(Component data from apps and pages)
******

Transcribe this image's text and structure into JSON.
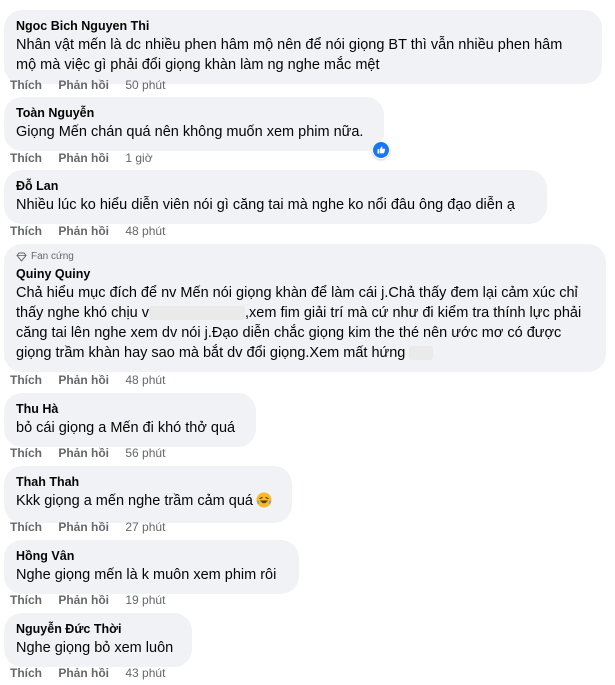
{
  "actions": {
    "like": "Thích",
    "reply": "Phản hồi"
  },
  "comments": [
    {
      "author": "Ngoc Bich Nguyen Thi",
      "lines": [
        "Nhân vật mến là dc nhiều phen hâm mộ nên để nói giọng BT thì vẫn nhiều phen hâm",
        "mộ mà việc gì phải đổi giọng khàn làm ng nghe mắc mệt"
      ],
      "time": "50 phút"
    },
    {
      "author": "Toàn Nguyễn",
      "lines": [
        "Giọng Mến chán quá nên không muốn xem phim nữa."
      ],
      "time": "1 giờ",
      "reaction": "like-icon"
    },
    {
      "author": "Đỗ Lan",
      "lines": [
        "Nhiều lúc ko hiểu diễn viên nói gì căng tai mà nghe ko nổi đâu ông đạo diễn ạ"
      ],
      "time": "48 phút"
    },
    {
      "badge": "Fan cứng",
      "author": "Quiny Quiny",
      "lines": [
        "Chả hiểu mục đích để nv Mến nói giọng khàn để làm cái j.Chả thấy đem lại cảm xúc chỉ",
        "thấy nghe khó chịu v",
        ",xem fim giải trí mà cứ như đi kiểm tra thính lực phải",
        "căng tai lên nghe xem dv nói j.Đạo diễn chắc giọng kim the thé nên ước mơ có được",
        "giọng trầm khàn hay sao mà bắt dv đổi giọng.Xem mất hứng"
      ],
      "time": "48 phút"
    },
    {
      "author": "Thu Hà",
      "lines": [
        "bỏ cái giọng a Mến đi khó thở quá"
      ],
      "time": "56 phút"
    },
    {
      "author": "Thah Thah",
      "lines": [
        "Kkk giọng a mến nghe trầm cảm quá"
      ],
      "time": "27 phút",
      "emoji": "laughing-emoji"
    },
    {
      "author": "Hồng Vân",
      "lines": [
        "Nghe giọng mến là k muôn xem phim rôi"
      ],
      "time": "19 phút"
    },
    {
      "author": "Nguyễn Đức Thời",
      "lines": [
        "Nghe giọng bỏ xem luôn"
      ],
      "time": "43 phút"
    }
  ],
  "colors": {
    "bubble": "#f0f2f5",
    "meta": "#65676b",
    "like": "#1877f2"
  }
}
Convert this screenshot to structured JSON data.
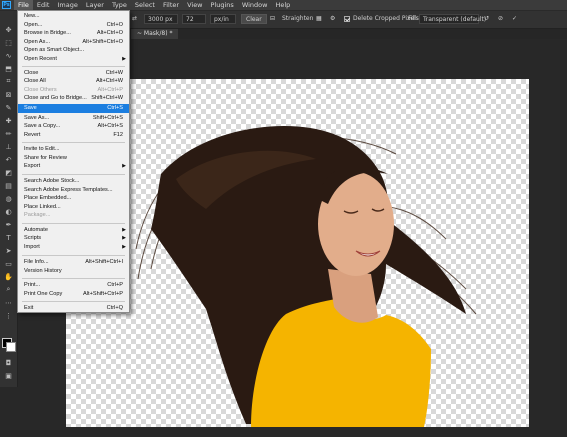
{
  "menubar": {
    "logo": "Ps",
    "items": [
      "File",
      "Edit",
      "Image",
      "Layer",
      "Type",
      "Select",
      "Filter",
      "View",
      "Plugins",
      "Window",
      "Help"
    ]
  },
  "options": {
    "width_value": "3000 px",
    "resolution_value": "72",
    "units": "px/in",
    "clear_label": "Clear",
    "straighten_label": "Straighten",
    "delete_cropped_label": "Delete Cropped Pixels",
    "fill_label": "Fill:",
    "fill_value": "Transparent (default)"
  },
  "document": {
    "tab_title": "~ Mask/8) *"
  },
  "file_menu": {
    "items": [
      {
        "label": "New...",
        "shortcut": ""
      },
      {
        "label": "Open...",
        "shortcut": "Ctrl+O"
      },
      {
        "label": "Browse in Bridge...",
        "shortcut": "Alt+Ctrl+O"
      },
      {
        "label": "Open As...",
        "shortcut": "Alt+Shift+Ctrl+O"
      },
      {
        "label": "Open as Smart Object...",
        "shortcut": ""
      },
      {
        "label": "Open Recent",
        "shortcut": ""
      },
      {
        "label": "Close",
        "shortcut": "Ctrl+W"
      },
      {
        "label": "Close All",
        "shortcut": "Alt+Ctrl+W"
      },
      {
        "label": "Close Others",
        "shortcut": "Alt+Ctrl+P"
      },
      {
        "label": "Close and Go to Bridge...",
        "shortcut": "Shift+Ctrl+W"
      },
      {
        "label": "Save",
        "shortcut": "Ctrl+S"
      },
      {
        "label": "Save As...",
        "shortcut": "Shift+Ctrl+S"
      },
      {
        "label": "Save a Copy...",
        "shortcut": "Alt+Ctrl+S"
      },
      {
        "label": "Revert",
        "shortcut": "F12"
      },
      {
        "label": "Invite to Edit...",
        "shortcut": ""
      },
      {
        "label": "Share for Review",
        "shortcut": ""
      },
      {
        "label": "Export",
        "shortcut": ""
      },
      {
        "label": "Search Adobe Stock...",
        "shortcut": ""
      },
      {
        "label": "Search Adobe Express Templates...",
        "shortcut": ""
      },
      {
        "label": "Place Embedded...",
        "shortcut": ""
      },
      {
        "label": "Place Linked...",
        "shortcut": ""
      },
      {
        "label": "Package...",
        "shortcut": ""
      },
      {
        "label": "Automate",
        "shortcut": ""
      },
      {
        "label": "Scripts",
        "shortcut": ""
      },
      {
        "label": "Import",
        "shortcut": ""
      },
      {
        "label": "File Info...",
        "shortcut": "Alt+Shift+Ctrl+I"
      },
      {
        "label": "Version History",
        "shortcut": ""
      },
      {
        "label": "Print...",
        "shortcut": "Ctrl+P"
      },
      {
        "label": "Print One Copy",
        "shortcut": "Alt+Shift+Ctrl+P"
      },
      {
        "label": "Exit",
        "shortcut": "Ctrl+Q"
      }
    ]
  },
  "colors": {
    "highlight": "#1b7ee0",
    "shirt": "#f5b400",
    "hair": "#2a1a12"
  }
}
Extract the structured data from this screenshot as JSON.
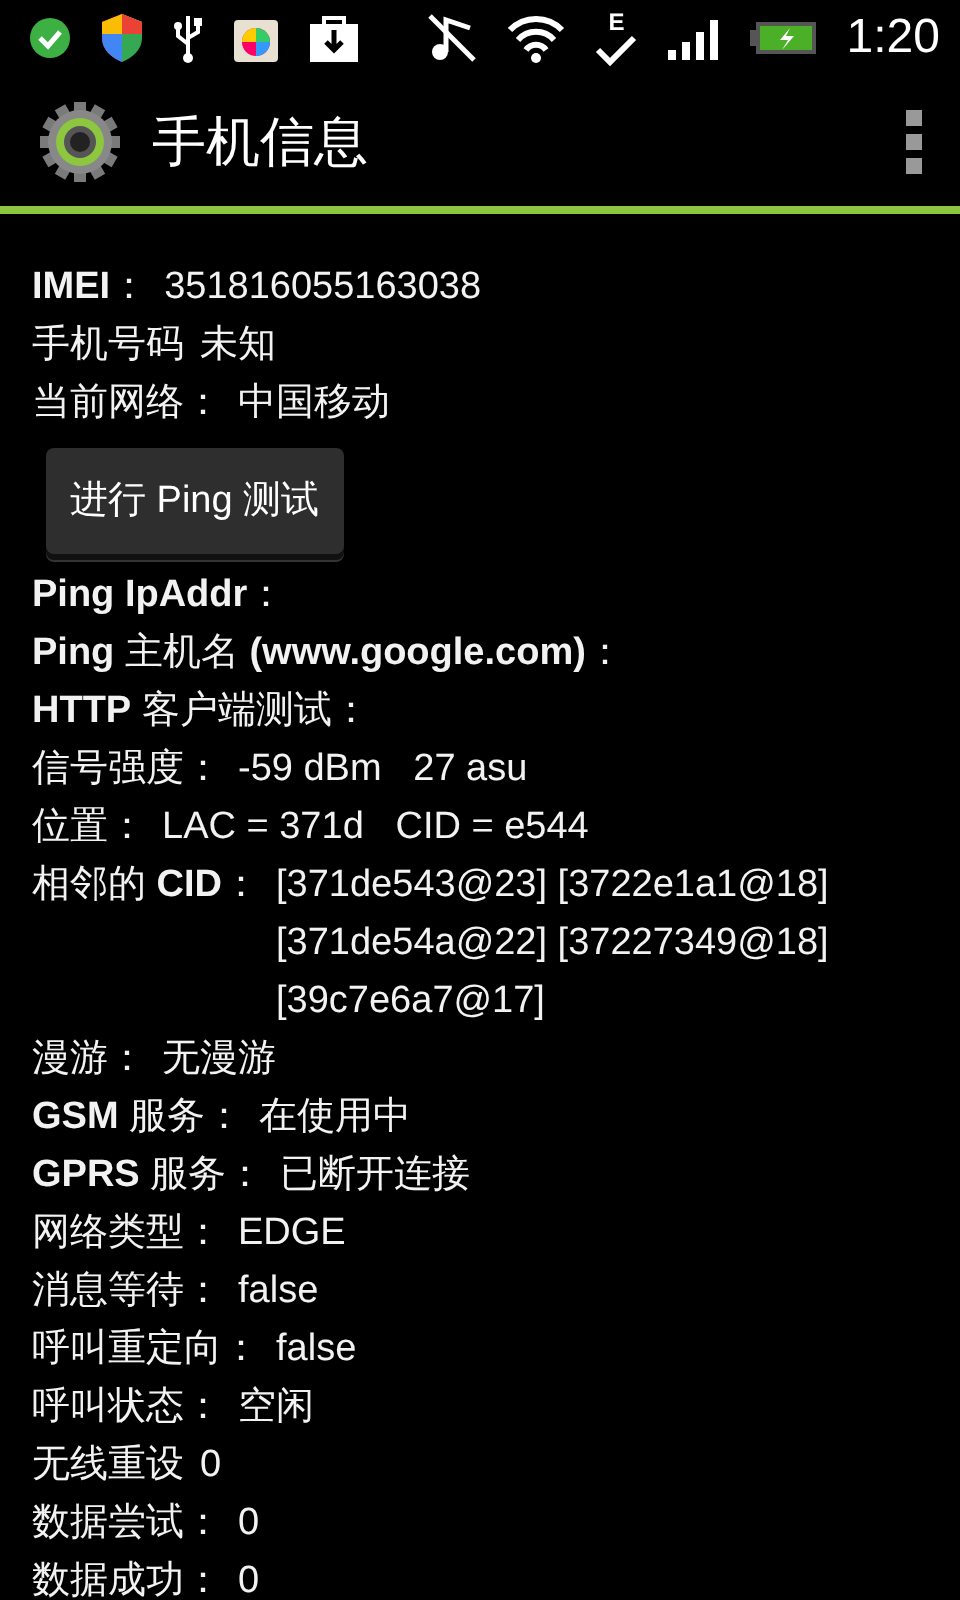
{
  "status_bar": {
    "network_type": "E",
    "time": "1:20"
  },
  "action_bar": {
    "title": "手机信息"
  },
  "items": [
    {
      "kind": "row",
      "label": "**IMEI**：",
      "value": "351816055163038"
    },
    {
      "kind": "row",
      "label": "手机号码",
      "value": "未知"
    },
    {
      "kind": "row",
      "label": "当前网络：",
      "value": "中国移动"
    },
    {
      "kind": "button",
      "label": "进行 Ping 测试"
    },
    {
      "kind": "row",
      "label": "**Ping IpAddr**："
    },
    {
      "kind": "row",
      "label": "**Ping** 主机名 **(www.google.com)**："
    },
    {
      "kind": "row",
      "label": "**HTTP** 客户端测试："
    },
    {
      "kind": "row",
      "label": "信号强度：",
      "value": "-59 dBm   27 asu"
    },
    {
      "kind": "row",
      "label": "位置：",
      "value": "LAC = 371d   CID = e544"
    },
    {
      "kind": "row",
      "label": "相邻的 **CID**：",
      "value": "[371de543@23] [3722e1a1@18] [371de54a@22] [37227349@18] [39c7e6a7@17]"
    },
    {
      "kind": "row",
      "label": "漫游：",
      "value": "无漫游"
    },
    {
      "kind": "row",
      "label": "**GSM** 服务：",
      "value": "在使用中"
    },
    {
      "kind": "row",
      "label": "**GPRS** 服务：",
      "value": "已断开连接"
    },
    {
      "kind": "row",
      "label": "网络类型：",
      "value": "EDGE"
    },
    {
      "kind": "row",
      "label": "消息等待：",
      "value": "false"
    },
    {
      "kind": "row",
      "label": "呼叫重定向：",
      "value": "false"
    },
    {
      "kind": "row",
      "label": "呼叫状态：",
      "value": "空闲"
    },
    {
      "kind": "row",
      "label": "无线重设",
      "value": "0"
    },
    {
      "kind": "row",
      "label": "数据尝试：",
      "value": "0"
    },
    {
      "kind": "row",
      "label": "数据成功：",
      "value": "0"
    }
  ]
}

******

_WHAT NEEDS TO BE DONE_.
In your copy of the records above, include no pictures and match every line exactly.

_TASK SOLUTION_.
Transcribe this image's text and structure into JSON.
{
  "actions": {
    "like": "Thích",
    "reply": "Phản hồi"
  },
  "comments": [
    {
      "author": "Ngoc Bich Nguyen Thi",
      "lines": [
        "Nhân vật mến là dc nhiều phen hâm mộ nên để nói giọng BT thì vẫn nhiều phen hâm",
        "mộ mà việc gì phải đổi giọng khàn làm ng nghe mắc mệt"
      ],
      "time": "50 phút"
    },
    {
      "author": "Toàn Nguyễn",
      "lines": [
        "Giọng Mến chán quá nên không muốn xem phim nữa."
      ],
      "time": "1 giờ",
      "reaction": "like-icon"
    },
    {
      "author": "Đỗ Lan",
      "lines": [
        "Nhiều lúc ko hiểu diễn viên nói gì căng tai mà nghe ko nổi đâu ông đạo diễn ạ"
      ],
      "time": "48 phút"
    },
    {
      "badge": "Fan cứng",
      "author": "Quiny Quiny",
      "lines": [
        "Chả hiểu mục đích để nv Mến nói giọng khàn để làm cái j.Chả thấy đem lại cảm xúc chỉ",
        "thấy nghe khó chịu v",
        ",xem fim giải trí mà cứ như đi kiểm tra thính lực phải",
        "căng tai lên nghe xem dv nói j.Đạo diễn chắc giọng kim the thé nên ước mơ có được",
        "giọng trầm khàn hay sao mà bắt dv đổi giọng.Xem mất hứng"
      ],
      "time": "48 phút"
    },
    {
      "author": "Thu Hà",
      "lines": [
        "bỏ cái giọng a Mến đi khó thở quá"
      ],
      "time": "56 phút"
    },
    {
      "author": "Thah Thah",
      "lines": [
        "Kkk giọng a mến nghe trầm cảm quá"
      ],
      "time": "27 phút",
      "emoji": "laughing-emoji"
    },
    {
      "author": "Hồng Vân",
      "lines": [
        "Nghe giọng mến là k muôn xem phim rôi"
      ],
      "time": "19 phút"
    },
    {
      "author": "Nguyễn Đức Thời",
      "lines": [
        "Nghe giọng bỏ xem luôn"
      ],
      "time": "43 phút"
    }
  ],
  "colors": {
    "bubble": "#f0f2f5",
    "meta": "#65676b",
    "like": "#1877f2"
  }
}
Convert this screenshot to structured JSON data.
{
  "menubar": {
    "logo": "Ps",
    "items": [
      "File",
      "Edit",
      "Image",
      "Layer",
      "Type",
      "Select",
      "Filter",
      "View",
      "Plugins",
      "Window",
      "Help"
    ]
  },
  "options": {
    "width_value": "3000 px",
    "resolution_value": "72",
    "units": "px/in",
    "clear_label": "Clear",
    "straighten_label": "Straighten",
    "delete_cropped_label": "Delete Cropped Pixels",
    "fill_label": "Fill:",
    "fill_value": "Transparent (default)"
  },
  "document": {
    "tab_title": "~ Mask/8) *"
  },
  "file_menu": {
    "items": [
      {
        "label": "New...",
        "shortcut": ""
      },
      {
        "label": "Open...",
        "shortcut": "Ctrl+O"
      },
      {
        "label": "Browse in Bridge...",
        "shortcut": "Alt+Ctrl+O"
      },
      {
        "label": "Open As...",
        "shortcut": "Alt+Shift+Ctrl+O"
      },
      {
        "label": "Open as Smart Object...",
        "shortcut": ""
      },
      {
        "label": "Open Recent",
        "shortcut": ""
      },
      {
        "label": "Close",
        "shortcut": "Ctrl+W"
      },
      {
        "label": "Close All",
        "shortcut": "Alt+Ctrl+W"
      },
      {
        "label": "Close Others",
        "shortcut": "Alt+Ctrl+P"
      },
      {
        "label": "Close and Go to Bridge...",
        "shortcut": "Shift+Ctrl+W"
      },
      {
        "label": "Save",
        "shortcut": "Ctrl+S"
      },
      {
        "label": "Save As...",
        "shortcut": "Shift+Ctrl+S"
      },
      {
        "label": "Save a Copy...",
        "shortcut": "Alt+Ctrl+S"
      },
      {
        "label": "Revert",
        "shortcut": "F12"
      },
      {
        "label": "Invite to Edit...",
        "shortcut": ""
      },
      {
        "label": "Share for Review",
        "shortcut": ""
      },
      {
        "label": "Export",
        "shortcut": ""
      },
      {
        "label": "Search Adobe Stock...",
        "shortcut": ""
      },
      {
        "label": "Search Adobe Express Templates...",
        "shortcut": ""
      },
      {
        "label": "Place Embedded...",
        "shortcut": ""
      },
      {
        "label": "Place Linked...",
        "shortcut": ""
      },
      {
        "label": "Package...",
        "shortcut": ""
      },
      {
        "label": "Automate",
        "shortcut": ""
      },
      {
        "label": "Scripts",
        "shortcut": ""
      },
      {
        "label": "Import",
        "shortcut": ""
      },
      {
        "label": "File Info...",
        "shortcut": "Alt+Shift+Ctrl+I"
      },
      {
        "label": "Version History",
        "shortcut": ""
      },
      {
        "label": "Print...",
        "shortcut": "Ctrl+P"
      },
      {
        "label": "Print One Copy",
        "shortcut": "Alt+Shift+Ctrl+P"
      },
      {
        "label": "Exit",
        "shortcut": "Ctrl+Q"
      }
    ]
  },
  "colors": {
    "highlight": "#1b7ee0",
    "shirt": "#f5b400",
    "hair": "#2a1a12"
  }
}
Extract the structured data from this screenshot as JSON.
{
  "status_bar": {
    "network_type": "E",
    "time": "1:20"
  },
  "action_bar": {
    "title": "手机信息"
  },
  "items": [
    {
      "kind": "row",
      "label": "**IMEI**：",
      "value": "351816055163038"
    },
    {
      "kind": "row",
      "label": "手机号码",
      "value": "未知"
    },
    {
      "kind": "row",
      "label": "当前网络：",
      "value": "中国移动"
    },
    {
      "kind": "button",
      "label": "进行 Ping 测试"
    },
    {
      "kind": "row",
      "label": "**Ping IpAddr**："
    },
    {
      "kind": "row",
      "label": "**Ping** 主机名 **(www.google.com)**："
    },
    {
      "kind": "row",
      "label": "**HTTP** 客户端测试："
    },
    {
      "kind": "row",
      "label": "信号强度：",
      "value": "-59 dBm   27 asu"
    },
    {
      "kind": "row",
      "label": "位置：",
      "value": "LAC = 371d   CID = e544"
    },
    {
      "kind": "row",
      "label": "相邻的 **CID**：",
      "value": "[371de543@23] [3722e1a1@18] [371de54a@22] [37227349@18] [39c7e6a7@17]"
    },
    {
      "kind": "row",
      "label": "漫游：",
      "value": "无漫游"
    },
    {
      "kind": "row",
      "label": "**GSM** 服务：",
      "value": "在使用中"
    },
    {
      "kind": "row",
      "label": "**GPRS** 服务：",
      "value": "已断开连接"
    },
    {
      "kind": "row",
      "label": "网络类型：",
      "value": "EDGE"
    },
    {
      "kind": "row",
      "label": "消息等待：",
      "value": "false"
    },
    {
      "kind": "row",
      "label": "呼叫重定向：",
      "value": "false"
    },
    {
      "kind": "row",
      "label": "呼叫状态：",
      "value": "空闲"
    },
    {
      "kind": "row",
      "label": "无线重设",
      "value": "0"
    },
    {
      "kind": "row",
      "label": "数据尝试：",
      "value": "0"
    },
    {
      "kind": "row",
      "label": "数据成功：",
      "value": "0"
    }
  ]
}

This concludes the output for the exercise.